In this blog post we discuss roof warning signs and leaky roofs. Read on for our tips and advice
Our tips & advice on leaky roofs
Although they are high up, roofs are noticeable. If yours looks like it is at the end of its life, it can send alarm signals to potential buyers...

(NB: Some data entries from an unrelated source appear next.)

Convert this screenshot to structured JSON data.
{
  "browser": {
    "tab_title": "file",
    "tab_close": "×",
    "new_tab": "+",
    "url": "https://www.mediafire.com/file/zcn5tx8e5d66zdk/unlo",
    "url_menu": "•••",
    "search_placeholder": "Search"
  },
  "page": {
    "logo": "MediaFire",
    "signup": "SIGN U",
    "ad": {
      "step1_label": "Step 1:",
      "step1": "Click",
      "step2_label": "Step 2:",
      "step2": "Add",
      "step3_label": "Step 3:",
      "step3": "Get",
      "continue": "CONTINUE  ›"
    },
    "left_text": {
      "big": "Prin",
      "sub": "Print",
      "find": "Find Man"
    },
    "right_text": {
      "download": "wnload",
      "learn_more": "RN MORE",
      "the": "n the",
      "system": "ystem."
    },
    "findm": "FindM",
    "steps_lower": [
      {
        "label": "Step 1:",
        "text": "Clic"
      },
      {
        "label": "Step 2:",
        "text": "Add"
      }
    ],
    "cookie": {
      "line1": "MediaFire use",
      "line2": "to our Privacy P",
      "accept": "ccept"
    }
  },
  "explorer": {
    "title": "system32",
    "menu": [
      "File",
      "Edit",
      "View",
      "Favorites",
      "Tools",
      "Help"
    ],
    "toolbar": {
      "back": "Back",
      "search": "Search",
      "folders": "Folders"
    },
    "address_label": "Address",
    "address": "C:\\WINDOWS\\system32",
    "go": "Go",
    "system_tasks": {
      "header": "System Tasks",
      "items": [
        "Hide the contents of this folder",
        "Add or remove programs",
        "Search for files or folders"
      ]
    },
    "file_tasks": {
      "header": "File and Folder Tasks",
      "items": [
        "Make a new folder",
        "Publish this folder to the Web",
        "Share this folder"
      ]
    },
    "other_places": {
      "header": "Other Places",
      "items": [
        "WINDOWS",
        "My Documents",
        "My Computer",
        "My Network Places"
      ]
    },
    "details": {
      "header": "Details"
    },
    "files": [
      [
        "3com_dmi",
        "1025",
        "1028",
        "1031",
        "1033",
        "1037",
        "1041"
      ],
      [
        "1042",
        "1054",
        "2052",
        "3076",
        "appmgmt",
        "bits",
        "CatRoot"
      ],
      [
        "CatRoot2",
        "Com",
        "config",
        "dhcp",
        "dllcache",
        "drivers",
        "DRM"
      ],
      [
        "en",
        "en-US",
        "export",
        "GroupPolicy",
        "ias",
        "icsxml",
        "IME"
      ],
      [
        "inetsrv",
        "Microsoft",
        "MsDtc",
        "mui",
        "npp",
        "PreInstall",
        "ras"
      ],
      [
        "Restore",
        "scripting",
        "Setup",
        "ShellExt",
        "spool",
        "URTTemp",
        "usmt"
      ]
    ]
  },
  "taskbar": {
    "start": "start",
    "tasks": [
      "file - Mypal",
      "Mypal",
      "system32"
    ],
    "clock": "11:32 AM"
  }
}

It's one of the most expensive repairs a purchaser can be saddled with so it makes sense to make sure it's in good shape before putting a property on the market. Don't worry about scraping off moss or lichen. Some people think it looks unsightly but it doesn't actually damage the roof in any way. In fact, the cleaning process is more likely to cause roofing problems than leaving it well alone. If you're selling a property 80 or more years old and the roof is showing signs of age, mortgage surveyors very often play safe and make useful comments, such as ‘at some point this roof will need replacing'. Of course, this is true of every roof in the country but, written down in a survey, it may hold up the sale. Personally, I'd always reroof a tired roof in order to sell a property for a good price in a reasonable time, especially if you have nervous buyers.
Roof Warning Signs
1 Slipped, missing, cracked or broken slates or tiles: After a while nails rust and slates will tend to start slipping. You don't necessarily need a new roof as you can refit the fallen tiles/slates and hold in place with lead tingles/clips.
2 Worn lead flashing, soakers and valleys: These can wear thin and need replacing.
3 Worn pointing and flashing, especially around chimneys: This can be dangerous as the chimney will eventually collapse.
4 Sagging: This often occurs when slate is replaced with cheaper but heavier concrete or clay tiles and the original timbers are not strong enough to support them. The only solution to get the roof looking right again is to replace the whole structure including the timbers.
Remember there is always a reason for a roof to be leaking as the water has to get in from somewhere. However, water may travel a distance from the source of water penetration to where it appears on the inside, and so solving a leak can be timeconsuming and frustrating. Most slate and clay tile roofs leak very slightly anyway, but the water quickly evaporates. It only becomes a problem with very heavy downpours, where roof coverings are soaked for long periods of time and don't get chance to dry out. Most leaks occur because of cracked slates or tiles, or faults in the flashing. Once these have been located, they are relatively easy to repair. In most cases, there is no need to replace the whole roof.